This month, the company introduced three new baked snacks that pack a crunch: TGI Fridays Extreme Heat Crunchy Fries have a bold flavor and only 140 calories per serving. TGI Fridays Cheddar Cheese Jalapeno Poppers have a zesty cheddar taste. Nathan’s Famous Bacon & Cheddar Crinkle Fries have a strong bacon flavor balanced with cheddar and just 140 calories per serving. All are zero trans-fat.

“The trend for ‘better-for-you’ is not new, but continues to grow,” says Claire Cretors, president, Cornfields Inc., Waukegan, Ill. “Whole grains, nonGMOs, no gluten—these are all growing trends.” The company introduced its all-natural Hi! I’m Skinny sticks in early 2012. The crispy snack has up to 19 g. of whole grains, up to 40% less fat than conventional potato chips and is made with nonGMO ingredients.

In response to consumer demand for single-service, portion-controlled options, Cornfields recently introduced single-serve bags of Hi! I’m Skinny sticks and plans to launch a variety pack of single-serve bags in the next three months.

A crowded category

Like other snack manufacturers, cracker and crisp producers find themselves facing numerous challenges within the category.

“The crackers category is extremely competitive, which means differentiation is one of the biggest category challenges,” says Ingram. “Families have a lot of choices, and we are focused on giving consumers a reason to choose Lance sandwich crackers.”

Cline agrees: “There is a lot of competition in this market. We strive to remain relevant and exciting to the consumer in a hyper-competitive market.”

“The competition is tough,” Figgins chimes in. “We are a smaller company in the industry, but we still have to compete against the bigger companies for shelf space and consumer attention. We don’t have big advertising dollars, [so] we have to be creative.”

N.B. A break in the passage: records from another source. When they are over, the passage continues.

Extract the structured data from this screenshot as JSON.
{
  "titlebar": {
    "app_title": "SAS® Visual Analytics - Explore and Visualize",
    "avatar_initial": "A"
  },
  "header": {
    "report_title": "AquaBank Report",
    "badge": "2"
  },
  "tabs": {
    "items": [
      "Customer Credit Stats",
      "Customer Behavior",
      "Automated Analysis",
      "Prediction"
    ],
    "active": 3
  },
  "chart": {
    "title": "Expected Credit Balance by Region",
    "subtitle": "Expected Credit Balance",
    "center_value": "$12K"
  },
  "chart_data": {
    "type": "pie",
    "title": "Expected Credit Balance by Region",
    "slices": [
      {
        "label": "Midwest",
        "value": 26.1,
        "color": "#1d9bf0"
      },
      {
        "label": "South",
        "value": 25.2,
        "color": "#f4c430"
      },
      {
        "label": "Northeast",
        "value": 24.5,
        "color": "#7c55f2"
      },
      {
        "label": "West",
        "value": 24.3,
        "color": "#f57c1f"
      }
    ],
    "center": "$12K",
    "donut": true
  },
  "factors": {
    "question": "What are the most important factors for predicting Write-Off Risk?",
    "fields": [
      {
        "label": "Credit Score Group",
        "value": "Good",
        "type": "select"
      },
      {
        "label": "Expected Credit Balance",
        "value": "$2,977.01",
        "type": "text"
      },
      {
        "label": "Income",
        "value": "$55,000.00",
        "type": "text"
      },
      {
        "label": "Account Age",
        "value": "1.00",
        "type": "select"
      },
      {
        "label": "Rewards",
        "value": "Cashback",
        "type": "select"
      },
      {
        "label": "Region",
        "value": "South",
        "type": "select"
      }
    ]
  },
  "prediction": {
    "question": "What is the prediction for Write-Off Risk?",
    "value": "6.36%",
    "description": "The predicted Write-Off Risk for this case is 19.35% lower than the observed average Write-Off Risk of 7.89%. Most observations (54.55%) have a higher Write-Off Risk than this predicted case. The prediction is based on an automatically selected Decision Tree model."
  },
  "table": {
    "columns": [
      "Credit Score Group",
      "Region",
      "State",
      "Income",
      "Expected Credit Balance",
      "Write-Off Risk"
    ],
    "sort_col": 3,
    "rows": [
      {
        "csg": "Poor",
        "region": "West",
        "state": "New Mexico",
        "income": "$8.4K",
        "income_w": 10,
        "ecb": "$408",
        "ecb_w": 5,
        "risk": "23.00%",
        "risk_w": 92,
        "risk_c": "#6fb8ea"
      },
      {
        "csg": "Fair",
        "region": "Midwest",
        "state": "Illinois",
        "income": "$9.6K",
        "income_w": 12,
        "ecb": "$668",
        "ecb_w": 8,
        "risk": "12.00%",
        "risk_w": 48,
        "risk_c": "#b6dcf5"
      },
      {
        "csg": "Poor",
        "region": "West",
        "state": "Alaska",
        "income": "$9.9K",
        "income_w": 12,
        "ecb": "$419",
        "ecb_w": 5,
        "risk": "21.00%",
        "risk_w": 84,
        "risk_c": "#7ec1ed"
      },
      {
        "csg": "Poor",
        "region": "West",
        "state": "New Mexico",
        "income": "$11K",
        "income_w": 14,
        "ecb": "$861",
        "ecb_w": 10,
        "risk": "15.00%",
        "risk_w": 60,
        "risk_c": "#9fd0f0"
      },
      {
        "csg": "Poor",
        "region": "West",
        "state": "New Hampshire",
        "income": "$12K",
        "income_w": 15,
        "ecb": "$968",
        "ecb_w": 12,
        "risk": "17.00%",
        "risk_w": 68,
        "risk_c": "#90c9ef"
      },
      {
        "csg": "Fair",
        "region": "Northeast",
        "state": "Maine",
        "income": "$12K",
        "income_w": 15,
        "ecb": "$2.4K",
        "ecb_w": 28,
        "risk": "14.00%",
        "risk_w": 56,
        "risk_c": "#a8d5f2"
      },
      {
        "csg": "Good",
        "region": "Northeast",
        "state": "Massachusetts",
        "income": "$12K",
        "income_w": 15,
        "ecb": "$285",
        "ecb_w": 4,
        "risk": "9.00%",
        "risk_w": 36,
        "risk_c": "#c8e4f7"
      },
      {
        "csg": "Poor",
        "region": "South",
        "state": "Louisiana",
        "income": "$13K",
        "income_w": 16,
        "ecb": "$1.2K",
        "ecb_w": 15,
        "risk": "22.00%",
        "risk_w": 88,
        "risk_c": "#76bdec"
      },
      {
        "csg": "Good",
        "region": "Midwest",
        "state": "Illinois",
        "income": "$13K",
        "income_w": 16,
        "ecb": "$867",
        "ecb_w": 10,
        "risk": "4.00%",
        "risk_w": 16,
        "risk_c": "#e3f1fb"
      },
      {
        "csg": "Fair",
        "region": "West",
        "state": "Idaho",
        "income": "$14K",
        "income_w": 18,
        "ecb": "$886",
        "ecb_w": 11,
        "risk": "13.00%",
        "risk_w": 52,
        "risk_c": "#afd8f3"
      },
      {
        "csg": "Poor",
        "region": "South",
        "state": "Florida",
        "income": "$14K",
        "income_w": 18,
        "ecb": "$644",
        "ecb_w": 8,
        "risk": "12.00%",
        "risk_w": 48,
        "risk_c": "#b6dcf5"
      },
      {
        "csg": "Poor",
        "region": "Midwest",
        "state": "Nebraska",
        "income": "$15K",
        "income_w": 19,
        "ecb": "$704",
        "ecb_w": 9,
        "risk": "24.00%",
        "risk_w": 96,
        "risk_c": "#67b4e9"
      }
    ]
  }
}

Skeeter Snacks’ Leyrer also cites consumer awareness as a category challenge. “When there are so many beloved brands that have long histories and remind us all of our childhood, that is a real moat,” he says. “That moat is made deeper and broader when so many of the new products are extensions of those well-loved and very familiar brands. We saw a real gap in the marketplace and an opportunity to address a big problem in a very mainstream and common sense way.”

For Garsow, the snack category continues to be cluttered with products that simply are variations of fried potato or tortilla chips. “It is a real challenge to convert consumers to better-for-you snacks that have superior nutrient content but tend to have higher cost ingredients,” he acknowledges.

Room for growth

Despite facing numerous challenges, cracker and crisps manufacturers acknowledge that there are still plenty of opportunities for growth in the category.

One example is building awareness for sandwich crackers as a great family snacking option among consumers who don’t know about or buy these snacks, says Ingram.

Expanding the occasions to enjoy sandwich crackers is another growth opportunity for the crackers category. “The occasions to eat snack crackers have increased over the years as the category has evolved,” Ingram says. “Just about any snacking occasion could involve a snack cracker, from after-school activities to family road trips.”

For Leyrer, “making safe snacks that don’t require sacrifices in terms of price or taste is a big deal,” he says. “The major snack food brands aren’t addressing what is a huge, fast-growing and very dangerous set of allergies. Most niche players and other startups focus on all allergens.”

Williard says Mediterranean Snacks is seeing a continued increase in snacking occasions among consumers and growth in the amount of snacking comprising their daily food intake. And because consumers are busier than ever, they’re also seeking out products that offer ultimate convenience.

With its toasty temperatures and abundance of outdoor activities, summer prompts many people to forego big, heavy meals in favor of small, light bites throughout the day, whether they’re at the park, a ballgame or the pool. Today’s flavorful, better-for-you crackers and crisps no doubt will encourage many consumers to maintain this practice long after the pool is closed for the season. 


State of the Industry Report on Snacks Overview